Isn’t it a travesty when so many people can claim to know exactly how we will react to something, and when that reaction is decidedly negative and a cause for even more ridicule leveled against us? Isn’t it a failure on our part when people can’t even respect us as people anymore, to say nothing of respecting our beliefs? I find it sad. The internet is full of things that don’t agree with the Christian view. Unfortunately it is also filled with Christians who react to those things in a way that brings even more ridicule their way. I’ve seen it. We probably all have. Many times what we see from Christians both online and in the physical world are not reactions that inspire our respect because here are people who understand what they’re about. Many times what we see is the type of reactions that make us do a facepalm and strike us as childish, emotional and indeed easily “triggered”. The result is that the Christian’s disapproval isn’t something to take seriously anymore. It’s something to be waited for with bated breath and then laughed at, like children in the playground teasing that one child because it’s such good fun to get them all riled up. It’s a source of entertainment. Or it’s a source of disgust. “Righteous indignation” is fine but isn’t there a point where it ceases to be “righteous” anymore? Aren’t we the people who claim to have a heavenly Father who is “slow to wrath” and “swift to bless”?

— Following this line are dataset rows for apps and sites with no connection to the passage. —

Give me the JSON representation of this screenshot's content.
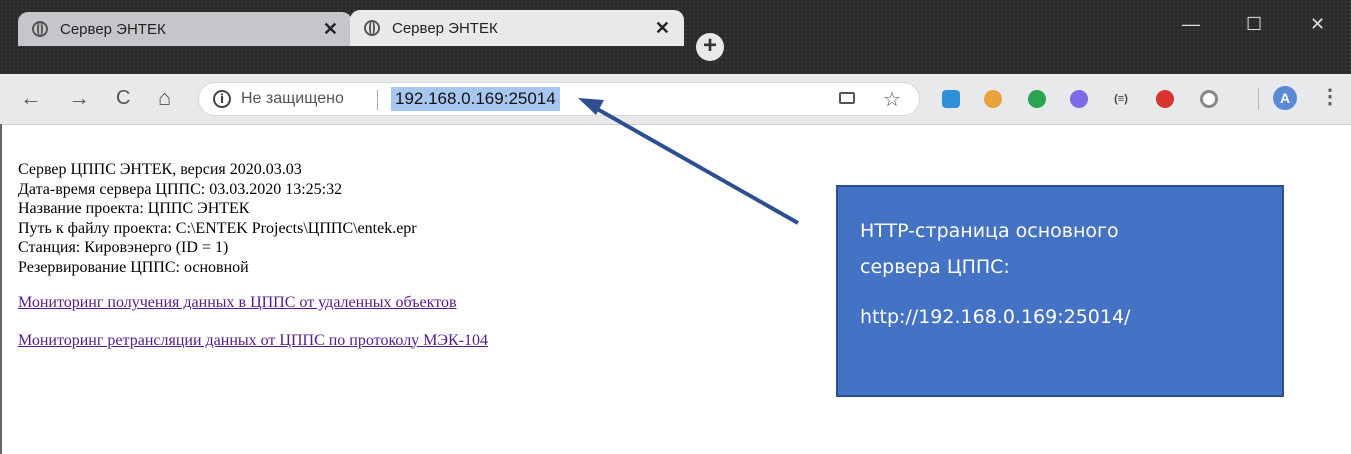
{
  "browser": {
    "tabs": [
      {
        "title": "Сервер ЭНТЕК",
        "close": "✕"
      },
      {
        "title": "Сервер ЭНТЕК",
        "close": "✕"
      }
    ],
    "new_tab": "+",
    "window_controls": {
      "minimize": "—",
      "maximize": "☐",
      "close": "✕"
    },
    "nav": {
      "back": "←",
      "forward": "→",
      "reload": "C",
      "home": "⌂"
    },
    "address_bar": {
      "security_label": "Не защищено",
      "url": "192.168.0.169:25014"
    },
    "profile_initial": "A",
    "menu": "⋮",
    "extensions": [
      "cast-icon",
      "star-icon",
      "extension-blue-icon",
      "extension-bowl-icon",
      "evernote-icon",
      "extension-check-icon",
      "extension-brackets-icon",
      "adblock-icon",
      "extension-circle-icon"
    ]
  },
  "page": {
    "lines": [
      "Сервер ЦППС ЭНТЕК, версия 2020.03.03",
      "Дата-время сервера ЦППС: 03.03.2020 13:25:32",
      "Название проекта: ЦППС ЭНТЕК",
      "Путь к файлу проекта: C:\\ENTEK Projects\\ЦППС\\entek.epr",
      "Станция: Кировэнерго (ID = 1)",
      "Резервирование ЦППС: основной"
    ],
    "links": [
      "Мониторинг получения данных в ЦППС от удаленных объектов",
      "Мониторинг ретрансляции данных от ЦППС по протоколу МЭК-104"
    ]
  },
  "callout": {
    "line1": "HTTP-страница основного",
    "line2": "сервера ЦППС:",
    "url": "http://192.168.0.169:25014/",
    "bg_color": "#4472c4"
  }
}
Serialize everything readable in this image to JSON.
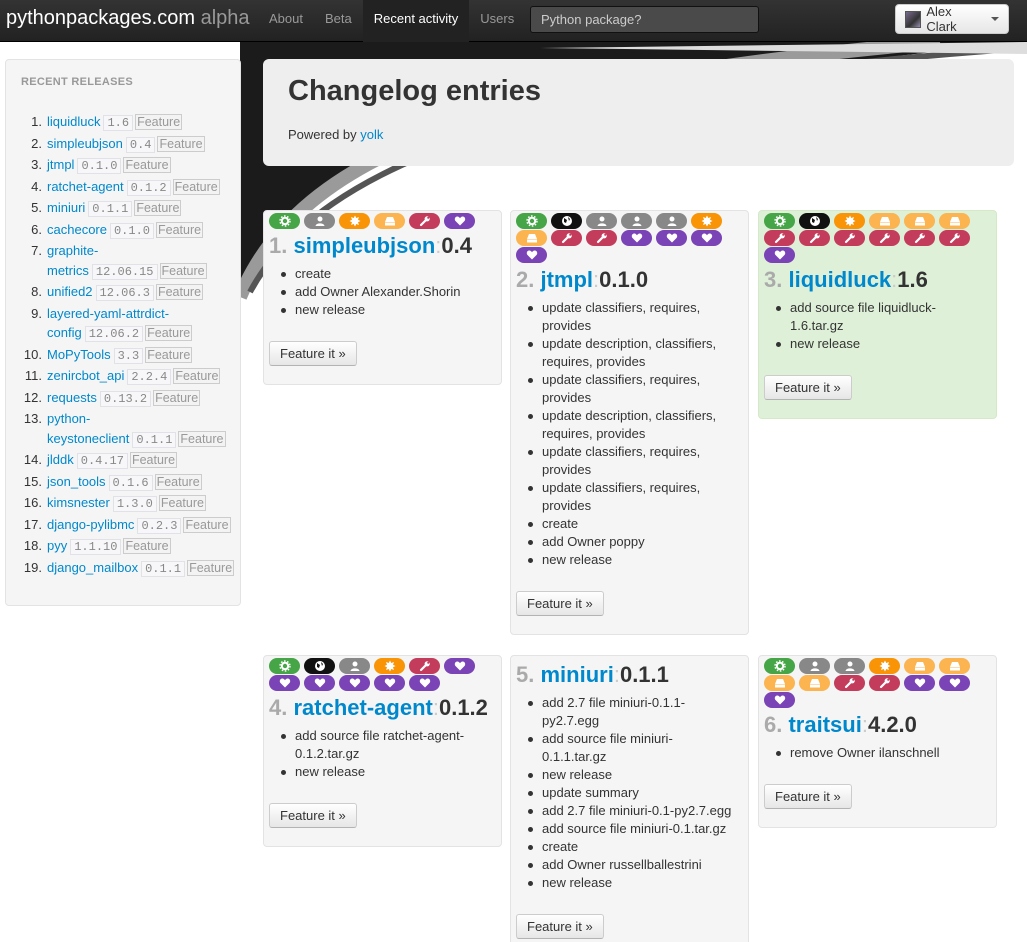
{
  "brand": {
    "name": "pythonpackages.com",
    "tag": "alpha"
  },
  "nav": [
    {
      "label": "About",
      "active": false
    },
    {
      "label": "Beta",
      "active": false
    },
    {
      "label": "Recent activity",
      "active": true
    },
    {
      "label": "Users",
      "active": false
    }
  ],
  "search": {
    "placeholder": "Python package?"
  },
  "user": {
    "name": "Alex Clark"
  },
  "sidebar": {
    "heading": "RECENT RELEASES",
    "feature_label": "Feature",
    "items": [
      {
        "num": "1.",
        "name": "liquidluck",
        "version": "1.6"
      },
      {
        "num": "2.",
        "name": "simpleubjson",
        "version": "0.4"
      },
      {
        "num": "3.",
        "name": "jtmpl",
        "version": "0.1.0"
      },
      {
        "num": "4.",
        "name": "ratchet-agent",
        "version": "0.1.2"
      },
      {
        "num": "5.",
        "name": "miniuri",
        "version": "0.1.1"
      },
      {
        "num": "6.",
        "name": "cachecore",
        "version": "0.1.0"
      },
      {
        "num": "7.",
        "name": "graphite-metrics",
        "version": "12.06.15"
      },
      {
        "num": "8.",
        "name": "unified2",
        "version": "12.06.3"
      },
      {
        "num": "9.",
        "name": "layered-yaml-attrdict-config",
        "version": "12.06.2"
      },
      {
        "num": "10.",
        "name": "MoPyTools",
        "version": "3.3"
      },
      {
        "num": "11.",
        "name": "zenircbot_api",
        "version": "2.2.4"
      },
      {
        "num": "12.",
        "name": "requests",
        "version": "0.13.2"
      },
      {
        "num": "13.",
        "name": "python-keystoneclient",
        "version": "0.1.1"
      },
      {
        "num": "14.",
        "name": "jlddk",
        "version": "0.4.17"
      },
      {
        "num": "15.",
        "name": "json_tools",
        "version": "0.1.6"
      },
      {
        "num": "16.",
        "name": "kimsnester",
        "version": "1.3.0"
      },
      {
        "num": "17.",
        "name": "django-pylibmc",
        "version": "0.2.3"
      },
      {
        "num": "18.",
        "name": "pyy",
        "version": "1.1.10"
      },
      {
        "num": "19.",
        "name": "django_mailbox",
        "version": "0.1.1"
      }
    ]
  },
  "hero": {
    "title": "Changelog entries",
    "powered_prefix": "Powered by ",
    "powered_link": "yolk"
  },
  "icon_colors": {
    "green": "#46a546",
    "black": "#111111",
    "gray": "#888888",
    "orange": "#f89406",
    "yellow": "#fbb450",
    "red": "#c43c5b",
    "purple": "#7a43b6"
  },
  "cards": [
    {
      "num": "1.",
      "name": "simpleubjson",
      "version": "0.4",
      "highlight": false,
      "icons": [
        [
          "gear-icon",
          "green"
        ],
        [
          "user-icon",
          "gray"
        ],
        [
          "badge-icon",
          "orange"
        ],
        [
          "hdd-icon",
          "yellow"
        ],
        [
          "wrench-icon",
          "red"
        ],
        [
          "heart-icon",
          "purple"
        ]
      ],
      "changes": [
        "create",
        "add Owner Alexander.Shorin",
        "new release"
      ],
      "button": "Feature it »"
    },
    {
      "num": "2.",
      "name": "jtmpl",
      "version": "0.1.0",
      "highlight": false,
      "icons": [
        [
          "gear-icon",
          "green"
        ],
        [
          "globe-icon",
          "black"
        ],
        [
          "user-icon",
          "gray"
        ],
        [
          "user-icon",
          "gray"
        ],
        [
          "user-icon",
          "gray"
        ],
        [
          "badge-icon",
          "orange"
        ],
        [
          "hdd-icon",
          "yellow"
        ],
        [
          "wrench-icon",
          "red"
        ],
        [
          "wrench-icon",
          "red"
        ],
        [
          "heart-icon",
          "purple"
        ],
        [
          "heart-icon",
          "purple"
        ],
        [
          "heart-icon",
          "purple"
        ],
        [
          "heart-icon",
          "purple"
        ]
      ],
      "changes": [
        "update classifiers, requires, provides",
        "update description, classifiers, requires, provides",
        "update classifiers, requires, provides",
        "update description, classifiers, requires, provides",
        "update classifiers, requires, provides",
        "update classifiers, requires, provides",
        "create",
        "add Owner poppy",
        "new release"
      ],
      "button": "Feature it »"
    },
    {
      "num": "3.",
      "name": "liquidluck",
      "version": "1.6",
      "highlight": true,
      "icons": [
        [
          "gear-icon",
          "green"
        ],
        [
          "globe-icon",
          "black"
        ],
        [
          "badge-icon",
          "orange"
        ],
        [
          "hdd-icon",
          "yellow"
        ],
        [
          "hdd-icon",
          "yellow"
        ],
        [
          "hdd-icon",
          "yellow"
        ],
        [
          "wrench-icon",
          "red"
        ],
        [
          "wrench-icon",
          "red"
        ],
        [
          "wrench-icon",
          "red"
        ],
        [
          "wrench-icon",
          "red"
        ],
        [
          "wrench-icon",
          "red"
        ],
        [
          "wrench-icon",
          "red"
        ],
        [
          "heart-icon",
          "purple"
        ]
      ],
      "changes": [
        "add source file liquidluck-1.6.tar.gz",
        "new release"
      ],
      "button": "Feature it »"
    },
    {
      "num": "4.",
      "name": "ratchet-agent",
      "version": "0.1.2",
      "highlight": false,
      "icons": [
        [
          "gear-icon",
          "green"
        ],
        [
          "globe-icon",
          "black"
        ],
        [
          "user-icon",
          "gray"
        ],
        [
          "badge-icon",
          "orange"
        ],
        [
          "wrench-icon",
          "red"
        ],
        [
          "heart-icon",
          "purple"
        ],
        [
          "heart-icon",
          "purple"
        ],
        [
          "heart-icon",
          "purple"
        ],
        [
          "heart-icon",
          "purple"
        ],
        [
          "heart-icon",
          "purple"
        ],
        [
          "heart-icon",
          "purple"
        ]
      ],
      "changes": [
        "add source file ratchet-agent-0.1.2.tar.gz",
        "new release"
      ],
      "button": "Feature it »"
    },
    {
      "num": "5.",
      "name": "miniuri",
      "version": "0.1.1",
      "highlight": false,
      "icons": [],
      "changes": [
        "add 2.7 file miniuri-0.1.1-py2.7.egg",
        "add source file miniuri-0.1.1.tar.gz",
        "new release",
        "update summary",
        "add 2.7 file miniuri-0.1-py2.7.egg",
        "add source file miniuri-0.1.tar.gz",
        "create",
        "add Owner russellballestrini",
        "new release"
      ],
      "button": "Feature it »"
    },
    {
      "num": "6.",
      "name": "traitsui",
      "version": "4.2.0",
      "highlight": false,
      "icons": [
        [
          "gear-icon",
          "green"
        ],
        [
          "user-icon",
          "gray"
        ],
        [
          "user-icon",
          "gray"
        ],
        [
          "badge-icon",
          "orange"
        ],
        [
          "hdd-icon",
          "yellow"
        ],
        [
          "hdd-icon",
          "yellow"
        ],
        [
          "hdd-icon",
          "yellow"
        ],
        [
          "hdd-icon",
          "yellow"
        ],
        [
          "wrench-icon",
          "red"
        ],
        [
          "wrench-icon",
          "red"
        ],
        [
          "heart-icon",
          "purple"
        ],
        [
          "heart-icon",
          "purple"
        ],
        [
          "heart-icon",
          "purple"
        ]
      ],
      "changes": [
        "remove Owner ilanschnell"
      ],
      "button": "Feature it »"
    }
  ]
}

Is that any way to defend God?
Better yet, does God need a defense? Seriously. It’s something to really think about. We’re all tempted to defend God. For us, it’s a badge of honour, especially for those of us who claim to truly “know” Him and “love” Him. It’s perfectly fine to not want to see the name of God slandered or His image tarnished in any way. But is God some divine damsel in distress marooned at the top of a tall tower and guarded by a massive, vicious, fire-breathing dragon, and Whom we need to save by charging in with swords slashing and guns blazing?
And what does our defending amount to anyway? I learned something from a certain wise old master turtle while watching Kung-Fu Panda some years ago. He said, “One often meets his destiny on the road he takes to avoid it.” I’ve never forgotten those words (though I have often forgotten how to apply them, or even to apply them any at all). Too many times our zealous defense of our divine-damsel-in-distress God wins for Him precisely the things we had hoped to save Him from — the mean old dragon chars us black and then proceeds to gloat over the unfortunate Prisoner with taunts and jeers and sharp ridicules that are actually worse than what would have been had we not decided to undertake such a rash battle charge. But that’s only natural. We’re defending the wrong god. The right God doesn’t need our help. He is no divine damsel in distress.
I’m by no means saying we shouldn’t feel zealous about the honour of our God. But zeal without wisdom, knowledge and understanding is pretty much the worst thing a human could possibly fall into. Both history and the Bible have proved that time and again. What I’m saying is this: God needs no defending. He is not waiting in the wings, hardly daring to breathe and mowing down His fingernails with His teeth in nervous anticipation of the moment we come to our verdict and announce whether He’s really real or not and whether, should He be finally and authoritatively pronounced “real”, He is actually good or evil. But I’m also saying this: God does defend Himself; and He uses us to do it! The only problem (for us) is that He doesn’t do it on our terms, using our methods. In fact, God downright refuses to defend Himself our way. He certainly doesn’t get “triggered” like we so often do. “My thoughts and My ways are not yours,” He tells us in Isaiah 55. And that’s also why so many atheists can feel as if they’ve “won” the argument, and why many agnostics remain agnostic. Because God is up to something totally different.
So what’s God up to? And how do we fit into it? Those are questions no one can answer with any certainty. Isaiah 55:8-9! But we’ve never been left without some information or without clues. And that’s what I’d like to get into now. Let’s consider a few things for a bit.